___ RECORDS TO USE
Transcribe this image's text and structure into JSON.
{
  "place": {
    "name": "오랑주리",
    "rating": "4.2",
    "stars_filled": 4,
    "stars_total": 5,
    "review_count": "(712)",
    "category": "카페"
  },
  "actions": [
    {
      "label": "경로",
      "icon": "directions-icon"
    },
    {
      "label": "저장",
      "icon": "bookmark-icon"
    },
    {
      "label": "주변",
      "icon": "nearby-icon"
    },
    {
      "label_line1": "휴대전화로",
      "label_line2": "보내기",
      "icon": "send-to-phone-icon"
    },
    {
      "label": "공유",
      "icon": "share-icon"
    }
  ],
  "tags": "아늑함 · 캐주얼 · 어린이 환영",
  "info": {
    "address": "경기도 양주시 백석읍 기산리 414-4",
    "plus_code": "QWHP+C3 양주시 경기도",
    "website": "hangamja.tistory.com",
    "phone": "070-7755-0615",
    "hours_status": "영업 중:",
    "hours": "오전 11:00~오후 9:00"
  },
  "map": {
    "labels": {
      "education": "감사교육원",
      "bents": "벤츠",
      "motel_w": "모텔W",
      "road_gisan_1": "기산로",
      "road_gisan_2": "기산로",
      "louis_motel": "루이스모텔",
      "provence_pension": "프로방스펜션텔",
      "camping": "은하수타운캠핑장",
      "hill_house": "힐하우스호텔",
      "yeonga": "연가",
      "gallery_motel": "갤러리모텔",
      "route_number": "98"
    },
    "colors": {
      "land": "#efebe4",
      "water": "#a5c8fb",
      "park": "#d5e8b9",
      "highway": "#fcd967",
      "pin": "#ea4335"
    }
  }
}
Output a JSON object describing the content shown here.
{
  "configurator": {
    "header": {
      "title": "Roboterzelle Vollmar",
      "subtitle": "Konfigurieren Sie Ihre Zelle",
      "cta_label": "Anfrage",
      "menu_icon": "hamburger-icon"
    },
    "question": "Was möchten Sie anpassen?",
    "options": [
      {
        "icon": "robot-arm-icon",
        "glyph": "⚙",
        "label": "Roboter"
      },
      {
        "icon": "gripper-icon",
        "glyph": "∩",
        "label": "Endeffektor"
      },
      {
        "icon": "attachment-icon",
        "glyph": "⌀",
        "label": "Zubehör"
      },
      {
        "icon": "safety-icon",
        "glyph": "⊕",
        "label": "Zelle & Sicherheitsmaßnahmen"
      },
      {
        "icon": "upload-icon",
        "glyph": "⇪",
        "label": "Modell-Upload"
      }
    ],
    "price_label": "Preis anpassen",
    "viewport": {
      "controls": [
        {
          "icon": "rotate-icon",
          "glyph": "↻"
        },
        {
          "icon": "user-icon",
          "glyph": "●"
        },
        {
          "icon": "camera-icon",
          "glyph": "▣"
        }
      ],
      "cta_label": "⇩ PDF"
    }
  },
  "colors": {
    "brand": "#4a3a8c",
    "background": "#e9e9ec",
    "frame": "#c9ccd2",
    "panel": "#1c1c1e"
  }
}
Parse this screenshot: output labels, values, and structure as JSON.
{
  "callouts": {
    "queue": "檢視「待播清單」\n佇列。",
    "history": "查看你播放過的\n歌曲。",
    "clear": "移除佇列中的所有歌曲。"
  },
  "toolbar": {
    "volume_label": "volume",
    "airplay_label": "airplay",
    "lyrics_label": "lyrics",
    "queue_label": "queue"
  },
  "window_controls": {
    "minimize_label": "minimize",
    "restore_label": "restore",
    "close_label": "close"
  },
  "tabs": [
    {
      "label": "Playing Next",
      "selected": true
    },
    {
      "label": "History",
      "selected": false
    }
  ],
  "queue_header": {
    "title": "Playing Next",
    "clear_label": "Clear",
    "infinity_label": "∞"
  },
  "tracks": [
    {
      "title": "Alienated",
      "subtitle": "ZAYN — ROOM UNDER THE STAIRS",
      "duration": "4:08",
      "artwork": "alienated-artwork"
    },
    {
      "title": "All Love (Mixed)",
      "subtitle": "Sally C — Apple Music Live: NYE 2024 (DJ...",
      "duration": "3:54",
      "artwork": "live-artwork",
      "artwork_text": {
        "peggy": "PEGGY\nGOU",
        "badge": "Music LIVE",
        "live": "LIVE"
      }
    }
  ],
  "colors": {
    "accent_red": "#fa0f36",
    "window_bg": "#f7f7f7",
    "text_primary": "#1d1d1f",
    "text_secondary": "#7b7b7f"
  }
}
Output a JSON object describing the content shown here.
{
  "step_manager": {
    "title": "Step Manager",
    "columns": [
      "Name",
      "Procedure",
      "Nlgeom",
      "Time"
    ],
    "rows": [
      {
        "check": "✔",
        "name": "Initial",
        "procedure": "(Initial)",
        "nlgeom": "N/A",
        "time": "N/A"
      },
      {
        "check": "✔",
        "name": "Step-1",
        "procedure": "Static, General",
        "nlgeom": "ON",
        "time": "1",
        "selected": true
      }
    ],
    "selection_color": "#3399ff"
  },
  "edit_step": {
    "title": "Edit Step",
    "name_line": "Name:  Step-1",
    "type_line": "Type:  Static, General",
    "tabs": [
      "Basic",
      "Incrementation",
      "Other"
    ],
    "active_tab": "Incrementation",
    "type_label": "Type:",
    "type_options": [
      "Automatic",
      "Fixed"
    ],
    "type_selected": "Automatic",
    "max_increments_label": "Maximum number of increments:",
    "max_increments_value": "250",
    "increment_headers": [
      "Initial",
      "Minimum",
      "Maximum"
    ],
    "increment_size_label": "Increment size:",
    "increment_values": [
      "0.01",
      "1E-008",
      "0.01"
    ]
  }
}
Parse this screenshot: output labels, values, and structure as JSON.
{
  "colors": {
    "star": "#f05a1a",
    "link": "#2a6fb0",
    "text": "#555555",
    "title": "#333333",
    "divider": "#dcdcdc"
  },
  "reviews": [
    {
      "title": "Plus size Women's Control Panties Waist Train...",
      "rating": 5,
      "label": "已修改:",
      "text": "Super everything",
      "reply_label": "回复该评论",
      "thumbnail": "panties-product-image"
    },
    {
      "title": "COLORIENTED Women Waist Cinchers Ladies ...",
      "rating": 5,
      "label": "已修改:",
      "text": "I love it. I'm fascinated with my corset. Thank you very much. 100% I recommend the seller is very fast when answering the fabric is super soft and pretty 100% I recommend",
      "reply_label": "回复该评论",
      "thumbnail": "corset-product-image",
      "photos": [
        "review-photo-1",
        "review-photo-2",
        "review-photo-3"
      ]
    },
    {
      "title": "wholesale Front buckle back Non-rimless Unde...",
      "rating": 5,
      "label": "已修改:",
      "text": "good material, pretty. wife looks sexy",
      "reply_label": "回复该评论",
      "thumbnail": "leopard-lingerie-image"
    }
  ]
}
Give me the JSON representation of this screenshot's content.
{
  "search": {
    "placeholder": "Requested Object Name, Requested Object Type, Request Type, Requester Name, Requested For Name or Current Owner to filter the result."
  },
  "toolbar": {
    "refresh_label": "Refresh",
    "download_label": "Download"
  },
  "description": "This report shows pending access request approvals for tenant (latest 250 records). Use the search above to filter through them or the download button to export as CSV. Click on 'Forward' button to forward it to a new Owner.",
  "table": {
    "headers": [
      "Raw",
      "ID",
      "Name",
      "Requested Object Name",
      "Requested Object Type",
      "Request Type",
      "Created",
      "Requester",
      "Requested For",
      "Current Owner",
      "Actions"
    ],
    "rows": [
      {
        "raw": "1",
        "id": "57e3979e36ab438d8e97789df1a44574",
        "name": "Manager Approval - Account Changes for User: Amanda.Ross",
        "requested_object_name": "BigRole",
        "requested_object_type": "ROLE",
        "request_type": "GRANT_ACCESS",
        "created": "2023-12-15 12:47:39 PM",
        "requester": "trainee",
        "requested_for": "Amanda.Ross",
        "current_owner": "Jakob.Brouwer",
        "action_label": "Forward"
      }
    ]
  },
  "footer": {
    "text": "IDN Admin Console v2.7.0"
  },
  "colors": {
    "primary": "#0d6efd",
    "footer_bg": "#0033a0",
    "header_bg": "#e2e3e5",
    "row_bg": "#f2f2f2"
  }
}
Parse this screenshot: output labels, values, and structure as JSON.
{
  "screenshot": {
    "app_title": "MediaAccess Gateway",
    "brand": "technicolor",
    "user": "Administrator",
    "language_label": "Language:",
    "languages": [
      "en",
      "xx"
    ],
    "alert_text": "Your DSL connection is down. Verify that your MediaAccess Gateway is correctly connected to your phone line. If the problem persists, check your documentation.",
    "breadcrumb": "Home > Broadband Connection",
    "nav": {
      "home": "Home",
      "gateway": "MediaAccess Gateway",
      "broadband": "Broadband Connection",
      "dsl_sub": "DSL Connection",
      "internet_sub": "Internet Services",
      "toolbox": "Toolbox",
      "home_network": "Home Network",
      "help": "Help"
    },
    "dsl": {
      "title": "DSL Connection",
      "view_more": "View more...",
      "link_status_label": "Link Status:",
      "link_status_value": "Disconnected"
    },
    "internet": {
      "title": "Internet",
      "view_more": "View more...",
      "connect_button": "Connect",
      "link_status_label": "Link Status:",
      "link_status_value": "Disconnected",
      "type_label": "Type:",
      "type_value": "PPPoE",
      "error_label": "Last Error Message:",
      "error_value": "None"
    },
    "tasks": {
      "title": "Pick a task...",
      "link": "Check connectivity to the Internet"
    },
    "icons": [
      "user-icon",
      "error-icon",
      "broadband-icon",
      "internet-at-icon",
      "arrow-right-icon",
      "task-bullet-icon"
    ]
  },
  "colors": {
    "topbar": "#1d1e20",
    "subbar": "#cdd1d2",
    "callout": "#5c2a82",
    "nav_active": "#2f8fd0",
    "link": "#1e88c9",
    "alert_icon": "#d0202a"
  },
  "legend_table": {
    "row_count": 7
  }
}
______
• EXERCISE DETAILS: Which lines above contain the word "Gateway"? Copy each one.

• SOLUTION BELOW:
    "app_title": "MediaAccess Gateway",
    "alert_text": "Your DSL connection is down. Verify that your MediaAccess Gateway is correctly connected to your phone line. If the problem persists, check your documentation.",
      "gateway": "MediaAccess Gateway",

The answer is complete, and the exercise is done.